**Assigned task**
Please write out every entry below, word for word.
Raw data START
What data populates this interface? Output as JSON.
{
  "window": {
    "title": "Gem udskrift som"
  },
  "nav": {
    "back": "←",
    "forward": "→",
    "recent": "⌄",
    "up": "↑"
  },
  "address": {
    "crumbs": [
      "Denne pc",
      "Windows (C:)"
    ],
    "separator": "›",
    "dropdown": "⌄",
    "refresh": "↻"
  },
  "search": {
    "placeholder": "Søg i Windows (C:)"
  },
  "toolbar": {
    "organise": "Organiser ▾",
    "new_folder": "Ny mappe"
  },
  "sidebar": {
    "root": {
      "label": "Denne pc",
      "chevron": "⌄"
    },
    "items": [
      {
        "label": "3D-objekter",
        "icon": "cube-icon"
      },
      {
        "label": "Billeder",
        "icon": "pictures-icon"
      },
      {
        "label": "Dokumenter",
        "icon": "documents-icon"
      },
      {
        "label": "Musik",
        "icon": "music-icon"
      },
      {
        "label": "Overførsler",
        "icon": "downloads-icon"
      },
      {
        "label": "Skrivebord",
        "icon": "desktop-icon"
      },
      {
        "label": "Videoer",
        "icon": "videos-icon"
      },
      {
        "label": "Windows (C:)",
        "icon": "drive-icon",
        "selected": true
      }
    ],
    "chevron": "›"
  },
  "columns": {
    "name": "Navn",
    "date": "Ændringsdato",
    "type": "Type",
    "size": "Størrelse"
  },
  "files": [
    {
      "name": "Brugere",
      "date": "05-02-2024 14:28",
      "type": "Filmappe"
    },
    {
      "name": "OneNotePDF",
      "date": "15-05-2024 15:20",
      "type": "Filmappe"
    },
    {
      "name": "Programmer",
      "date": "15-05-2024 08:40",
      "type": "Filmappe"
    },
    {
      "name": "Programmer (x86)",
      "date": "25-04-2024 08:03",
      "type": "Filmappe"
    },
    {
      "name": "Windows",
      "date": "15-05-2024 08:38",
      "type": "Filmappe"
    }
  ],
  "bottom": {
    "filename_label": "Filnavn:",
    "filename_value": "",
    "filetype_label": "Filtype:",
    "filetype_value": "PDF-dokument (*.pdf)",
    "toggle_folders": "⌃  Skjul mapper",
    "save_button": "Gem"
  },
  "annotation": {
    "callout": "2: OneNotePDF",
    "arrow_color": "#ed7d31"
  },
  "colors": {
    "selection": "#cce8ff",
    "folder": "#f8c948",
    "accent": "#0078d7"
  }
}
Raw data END
**Answer section**
What data populates this interface? Output as JSON.
{
  "window": {
    "title": "Gem udskrift som"
  },
  "nav": {
    "back": "←",
    "forward": "→",
    "recent": "⌄",
    "up": "↑"
  },
  "address": {
    "crumbs": [
      "Denne pc",
      "Windows (C:)"
    ],
    "separator": "›",
    "dropdown": "⌄",
    "refresh": "↻"
  },
  "search": {
    "placeholder": "Søg i Windows (C:)"
  },
  "toolbar": {
    "organise": "Organiser ▾",
    "new_folder": "Ny mappe"
  },
  "sidebar": {
    "root": {
      "label": "Denne pc",
      "chevron": "⌄"
    },
    "items": [
      {
        "label": "3D-objekter",
        "icon": "cube-icon"
      },
      {
        "label": "Billeder",
        "icon": "pictures-icon"
      },
      {
        "label": "Dokumenter",
        "icon": "documents-icon"
      },
      {
        "label": "Musik",
        "icon": "music-icon"
      },
      {
        "label": "Overførsler",
        "icon": "downloads-icon"
      },
      {
        "label": "Skrivebord",
        "icon": "desktop-icon"
      },
      {
        "label": "Videoer",
        "icon": "videos-icon"
      },
      {
        "label": "Windows (C:)",
        "icon": "drive-icon",
        "selected": true
      }
    ],
    "chevron": "›"
  },
  "columns": {
    "name": "Navn",
    "date": "Ændringsdato",
    "type": "Type",
    "size": "Størrelse"
  },
  "files": [
    {
      "name": "Brugere",
      "date": "05-02-2024 14:28",
      "type": "Filmappe"
    },
    {
      "name": "OneNotePDF",
      "date": "15-05-2024 15:20",
      "type": "Filmappe"
    },
    {
      "name": "Programmer",
      "date": "15-05-2024 08:40",
      "type": "Filmappe"
    },
    {
      "name": "Programmer (x86)",
      "date": "25-04-2024 08:03",
      "type": "Filmappe"
    },
    {
      "name": "Windows",
      "date": "15-05-2024 08:38",
      "type": "Filmappe"
    }
  ],
  "bottom": {
    "filename_label": "Filnavn:",
    "filename_value": "",
    "filetype_label": "Filtype:",
    "filetype_value": "PDF-dokument (*.pdf)",
    "toggle_folders": "⌃  Skjul mapper",
    "save_button": "Gem"
  },
  "annotation": {
    "callout": "2: OneNotePDF",
    "arrow_color": "#ed7d31"
  },
  "colors": {
    "selection": "#cce8ff",
    "folder": "#f8c948",
    "accent": "#0078d7"
  }
}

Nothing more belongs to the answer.